**Working data**
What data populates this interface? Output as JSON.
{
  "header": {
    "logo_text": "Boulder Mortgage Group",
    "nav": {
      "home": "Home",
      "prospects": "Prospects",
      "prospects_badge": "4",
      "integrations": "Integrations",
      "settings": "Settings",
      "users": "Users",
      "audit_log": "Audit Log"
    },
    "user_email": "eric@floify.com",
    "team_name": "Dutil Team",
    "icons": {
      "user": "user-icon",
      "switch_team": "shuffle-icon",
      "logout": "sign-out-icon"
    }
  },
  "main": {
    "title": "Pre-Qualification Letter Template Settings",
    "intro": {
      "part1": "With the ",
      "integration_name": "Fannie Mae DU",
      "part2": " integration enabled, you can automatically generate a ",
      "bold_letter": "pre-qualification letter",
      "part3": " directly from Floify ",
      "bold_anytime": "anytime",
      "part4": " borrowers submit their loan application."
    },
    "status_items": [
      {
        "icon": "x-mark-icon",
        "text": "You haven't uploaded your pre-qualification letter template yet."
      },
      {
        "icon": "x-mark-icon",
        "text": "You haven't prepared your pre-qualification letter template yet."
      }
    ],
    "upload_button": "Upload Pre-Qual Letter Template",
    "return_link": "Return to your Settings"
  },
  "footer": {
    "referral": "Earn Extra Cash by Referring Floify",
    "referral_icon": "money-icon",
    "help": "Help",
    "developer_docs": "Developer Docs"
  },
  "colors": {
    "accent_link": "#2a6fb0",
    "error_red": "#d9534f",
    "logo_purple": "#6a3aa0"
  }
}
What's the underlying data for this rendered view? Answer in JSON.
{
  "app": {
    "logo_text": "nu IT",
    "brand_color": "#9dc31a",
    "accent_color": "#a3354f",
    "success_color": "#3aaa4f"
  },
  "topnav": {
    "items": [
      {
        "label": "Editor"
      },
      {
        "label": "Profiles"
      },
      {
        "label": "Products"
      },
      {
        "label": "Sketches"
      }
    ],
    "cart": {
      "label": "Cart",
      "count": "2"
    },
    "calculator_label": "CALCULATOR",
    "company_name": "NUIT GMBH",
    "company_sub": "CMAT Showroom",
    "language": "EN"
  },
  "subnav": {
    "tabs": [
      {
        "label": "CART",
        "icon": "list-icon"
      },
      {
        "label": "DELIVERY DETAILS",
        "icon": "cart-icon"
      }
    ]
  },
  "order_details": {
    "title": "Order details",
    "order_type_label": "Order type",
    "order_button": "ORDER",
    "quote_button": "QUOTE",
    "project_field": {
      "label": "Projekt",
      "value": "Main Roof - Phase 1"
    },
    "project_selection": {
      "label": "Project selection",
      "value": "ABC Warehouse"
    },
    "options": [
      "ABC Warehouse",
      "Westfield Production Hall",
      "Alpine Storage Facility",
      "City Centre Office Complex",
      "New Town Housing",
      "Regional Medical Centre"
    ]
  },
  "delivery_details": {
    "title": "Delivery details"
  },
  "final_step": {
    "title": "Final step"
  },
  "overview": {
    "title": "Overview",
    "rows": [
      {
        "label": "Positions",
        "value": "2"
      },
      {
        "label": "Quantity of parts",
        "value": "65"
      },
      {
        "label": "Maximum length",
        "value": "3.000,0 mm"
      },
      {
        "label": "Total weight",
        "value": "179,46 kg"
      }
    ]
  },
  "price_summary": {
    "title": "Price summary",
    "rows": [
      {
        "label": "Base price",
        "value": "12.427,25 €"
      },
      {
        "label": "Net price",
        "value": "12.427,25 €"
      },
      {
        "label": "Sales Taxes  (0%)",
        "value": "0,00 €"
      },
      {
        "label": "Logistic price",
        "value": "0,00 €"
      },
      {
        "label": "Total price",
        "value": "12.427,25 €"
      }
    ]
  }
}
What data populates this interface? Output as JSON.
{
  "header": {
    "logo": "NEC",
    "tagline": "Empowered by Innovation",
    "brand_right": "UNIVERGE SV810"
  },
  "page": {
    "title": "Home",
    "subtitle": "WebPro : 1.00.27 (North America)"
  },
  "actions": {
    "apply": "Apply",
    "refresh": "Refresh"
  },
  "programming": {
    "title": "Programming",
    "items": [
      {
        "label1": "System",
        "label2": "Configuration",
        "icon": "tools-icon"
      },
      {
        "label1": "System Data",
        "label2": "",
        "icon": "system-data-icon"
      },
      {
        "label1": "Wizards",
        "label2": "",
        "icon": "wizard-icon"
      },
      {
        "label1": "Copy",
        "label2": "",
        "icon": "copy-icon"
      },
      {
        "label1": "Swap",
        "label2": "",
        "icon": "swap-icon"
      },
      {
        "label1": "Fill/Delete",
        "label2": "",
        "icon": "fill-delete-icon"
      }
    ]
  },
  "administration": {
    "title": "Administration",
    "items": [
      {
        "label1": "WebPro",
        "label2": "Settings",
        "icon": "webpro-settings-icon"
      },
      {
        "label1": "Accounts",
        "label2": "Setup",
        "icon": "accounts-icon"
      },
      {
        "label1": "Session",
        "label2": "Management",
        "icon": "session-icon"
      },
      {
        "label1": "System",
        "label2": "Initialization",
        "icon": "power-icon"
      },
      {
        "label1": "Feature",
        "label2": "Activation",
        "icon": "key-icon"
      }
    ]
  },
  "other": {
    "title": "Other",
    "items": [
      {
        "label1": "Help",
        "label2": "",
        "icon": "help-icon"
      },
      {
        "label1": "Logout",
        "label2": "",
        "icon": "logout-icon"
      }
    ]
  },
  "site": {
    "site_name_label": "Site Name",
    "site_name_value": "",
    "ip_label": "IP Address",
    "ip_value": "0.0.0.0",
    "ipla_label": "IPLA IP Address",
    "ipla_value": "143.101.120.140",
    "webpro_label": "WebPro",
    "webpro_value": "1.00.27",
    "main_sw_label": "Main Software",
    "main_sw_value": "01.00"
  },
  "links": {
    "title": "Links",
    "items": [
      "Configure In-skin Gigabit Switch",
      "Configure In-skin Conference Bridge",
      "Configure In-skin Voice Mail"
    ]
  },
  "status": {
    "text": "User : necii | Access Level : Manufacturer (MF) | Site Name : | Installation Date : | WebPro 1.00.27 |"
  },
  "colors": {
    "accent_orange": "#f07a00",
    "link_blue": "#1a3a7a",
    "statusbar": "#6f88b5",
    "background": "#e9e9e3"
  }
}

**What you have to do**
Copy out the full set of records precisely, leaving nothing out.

**Output**
What data populates this interface? Output as JSON.
{
  "header": {
    "logo_text": "Boulder Mortgage Group",
    "nav": {
      "home": "Home",
      "prospects": "Prospects",
      "prospects_badge": "4",
      "integrations": "Integrations",
      "settings": "Settings",
      "users": "Users",
      "audit_log": "Audit Log"
    },
    "user_email": "eric@floify.com",
    "team_name": "Dutil Team",
    "icons": {
      "user": "user-icon",
      "switch_team": "shuffle-icon",
      "logout": "sign-out-icon"
    }
  },
  "main": {
    "title": "Pre-Qualification Letter Template Settings",
    "intro": {
      "part1": "With the ",
      "integration_name": "Fannie Mae DU",
      "part2": " integration enabled, you can automatically generate a ",
      "bold_letter": "pre-qualification letter",
      "part3": " directly from Floify ",
      "bold_anytime": "anytime",
      "part4": " borrowers submit their loan application."
    },
    "status_items": [
      {
        "icon": "x-mark-icon",
        "text": "You haven't uploaded your pre-qualification letter template yet."
      },
      {
        "icon": "x-mark-icon",
        "text": "You haven't prepared your pre-qualification letter template yet."
      }
    ],
    "upload_button": "Upload Pre-Qual Letter Template",
    "return_link": "Return to your Settings"
  },
  "footer": {
    "referral": "Earn Extra Cash by Referring Floify",
    "referral_icon": "money-icon",
    "help": "Help",
    "developer_docs": "Developer Docs"
  },
  "colors": {
    "accent_link": "#2a6fb0",
    "error_red": "#d9534f",
    "logo_purple": "#6a3aa0"
  }
}
What's the underlying data for this rendered view? Answer in JSON.
{
  "app": {
    "logo_text": "nu IT",
    "brand_color": "#9dc31a",
    "accent_color": "#a3354f",
    "success_color": "#3aaa4f"
  },
  "topnav": {
    "items": [
      {
        "label": "Editor"
      },
      {
        "label": "Profiles"
      },
      {
        "label": "Products"
      },
      {
        "label": "Sketches"
      }
    ],
    "cart": {
      "label": "Cart",
      "count": "2"
    },
    "calculator_label": "CALCULATOR",
    "company_name": "NUIT GMBH",
    "company_sub": "CMAT Showroom",
    "language": "EN"
  },
  "subnav": {
    "tabs": [
      {
        "label": "CART",
        "icon": "list-icon"
      },
      {
        "label": "DELIVERY DETAILS",
        "icon": "cart-icon"
      }
    ]
  },
  "order_details": {
    "title": "Order details",
    "order_type_label": "Order type",
    "order_button": "ORDER",
    "quote_button": "QUOTE",
    "project_field": {
      "label": "Projekt",
      "value": "Main Roof - Phase 1"
    },
    "project_selection": {
      "label": "Project selection",
      "value": "ABC Warehouse"
    },
    "options": [
      "ABC Warehouse",
      "Westfield Production Hall",
      "Alpine Storage Facility",
      "City Centre Office Complex",
      "New Town Housing",
      "Regional Medical Centre"
    ]
  },
  "delivery_details": {
    "title": "Delivery details"
  },
  "final_step": {
    "title": "Final step"
  },
  "overview": {
    "title": "Overview",
    "rows": [
      {
        "label": "Positions",
        "value": "2"
      },
      {
        "label": "Quantity of parts",
        "value": "65"
      },
      {
        "label": "Maximum length",
        "value": "3.000,0 mm"
      },
      {
        "label": "Total weight",
        "value": "179,46 kg"
      }
    ]
  },
  "price_summary": {
    "title": "Price summary",
    "rows": [
      {
        "label": "Base price",
        "value": "12.427,25 €"
      },
      {
        "label": "Net price",
        "value": "12.427,25 €"
      },
      {
        "label": "Sales Taxes  (0%)",
        "value": "0,00 €"
      },
      {
        "label": "Logistic price",
        "value": "0,00 €"
      },
      {
        "label": "Total price",
        "value": "12.427,25 €"
      }
    ]
  }
}
What data populates this interface? Output as JSON.
{
  "header": {
    "logo": "NEC",
    "tagline": "Empowered by Innovation",
    "brand_right": "UNIVERGE SV810"
  },
  "page": {
    "title": "Home",
    "subtitle": "WebPro : 1.00.27 (North America)"
  },
  "actions": {
    "apply": "Apply",
    "refresh": "Refresh"
  },
  "programming": {
    "title": "Programming",
    "items": [
      {
        "label1": "System",
        "label2": "Configuration",
        "icon": "tools-icon"
      },
      {
        "label1": "System Data",
        "label2": "",
        "icon": "system-data-icon"
      },
      {
        "label1": "Wizards",
        "label2": "",
        "icon": "wizard-icon"
      },
      {
        "label1": "Copy",
        "label2": "",
        "icon": "copy-icon"
      },
      {
        "label1": "Swap",
        "label2": "",
        "icon": "swap-icon"
      },
      {
        "label1": "Fill/Delete",
        "label2": "",
        "icon": "fill-delete-icon"
      }
    ]
  },
  "administration": {
    "title": "Administration",
    "items": [
      {
        "label1": "WebPro",
        "label2": "Settings",
        "icon": "webpro-settings-icon"
      },
      {
        "label1": "Accounts",
        "label2": "Setup",
        "icon": "accounts-icon"
      },
      {
        "label1": "Session",
        "label2": "Management",
        "icon": "session-icon"
      },
      {
        "label1": "System",
        "label2": "Initialization",
        "icon": "power-icon"
      },
      {
        "label1": "Feature",
        "label2": "Activation",
        "icon": "key-icon"
      }
    ]
  },
  "other": {
    "title": "Other",
    "items": [
      {
        "label1": "Help",
        "label2": "",
        "icon": "help-icon"
      },
      {
        "label1": "Logout",
        "label2": "",
        "icon": "logout-icon"
      }
    ]
  },
  "site": {
    "site_name_label": "Site Name",
    "site_name_value": "",
    "ip_label": "IP Address",
    "ip_value": "0.0.0.0",
    "ipla_label": "IPLA IP Address",
    "ipla_value": "143.101.120.140",
    "webpro_label": "WebPro",
    "webpro_value": "1.00.27",
    "main_sw_label": "Main Software",
    "main_sw_value": "01.00"
  },
  "links": {
    "title": "Links",
    "items": [
      "Configure In-skin Gigabit Switch",
      "Configure In-skin Conference Bridge",
      "Configure In-skin Voice Mail"
    ]
  },
  "status": {
    "text": "User : necii | Access Level : Manufacturer (MF) | Site Name : | Installation Date : | WebPro 1.00.27 |"
  },
  "colors": {
    "accent_orange": "#f07a00",
    "link_blue": "#1a3a7a",
    "statusbar": "#6f88b5",
    "background": "#e9e9e3"
  }
}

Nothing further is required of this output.